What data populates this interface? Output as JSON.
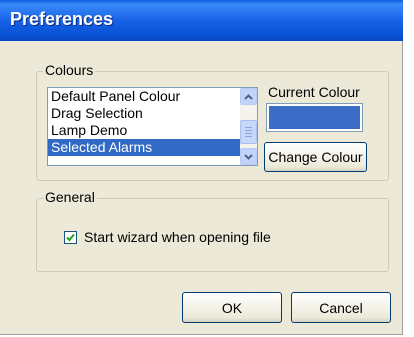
{
  "window": {
    "title": "Preferences"
  },
  "colours": {
    "group_label": "Colours",
    "items": [
      {
        "label": "Default Panel Colour",
        "selected": false
      },
      {
        "label": "Drag Selection",
        "selected": false
      },
      {
        "label": "Lamp Demo",
        "selected": false
      },
      {
        "label": "Selected Alarms",
        "selected": true
      }
    ],
    "current_colour_label": "Current Colour",
    "current_colour_value": "#3b6cc6",
    "change_button": "Change Colour"
  },
  "general": {
    "group_label": "General",
    "wizard_checkbox": {
      "label": "Start wizard when opening file",
      "checked": true
    }
  },
  "footer": {
    "ok_button": "OK",
    "cancel_button": "Cancel"
  },
  "icons": {
    "scroll_up": "chevron-up-icon",
    "scroll_down": "chevron-down-icon",
    "check": "checkmark-icon"
  }
}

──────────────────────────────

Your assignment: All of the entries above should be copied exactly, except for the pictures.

Answer to this problem:
What data populates this interface? Output as JSON.
{
  "window": {
    "title": "Preferences"
  },
  "colours": {
    "group_label": "Colours",
    "items": [
      {
        "label": "Default Panel Colour",
        "selected": false
      },
      {
        "label": "Drag Selection",
        "selected": false
      },
      {
        "label": "Lamp Demo",
        "selected": false
      },
      {
        "label": "Selected Alarms",
        "selected": true
      }
    ],
    "current_colour_label": "Current Colour",
    "current_colour_value": "#3b6cc6",
    "change_button": "Change Colour"
  },
  "general": {
    "group_label": "General",
    "wizard_checkbox": {
      "label": "Start wizard when opening file",
      "checked": true
    }
  },
  "footer": {
    "ok_button": "OK",
    "cancel_button": "Cancel"
  },
  "icons": {
    "scroll_up": "chevron-up-icon",
    "scroll_down": "chevron-down-icon",
    "check": "checkmark-icon"
  }
}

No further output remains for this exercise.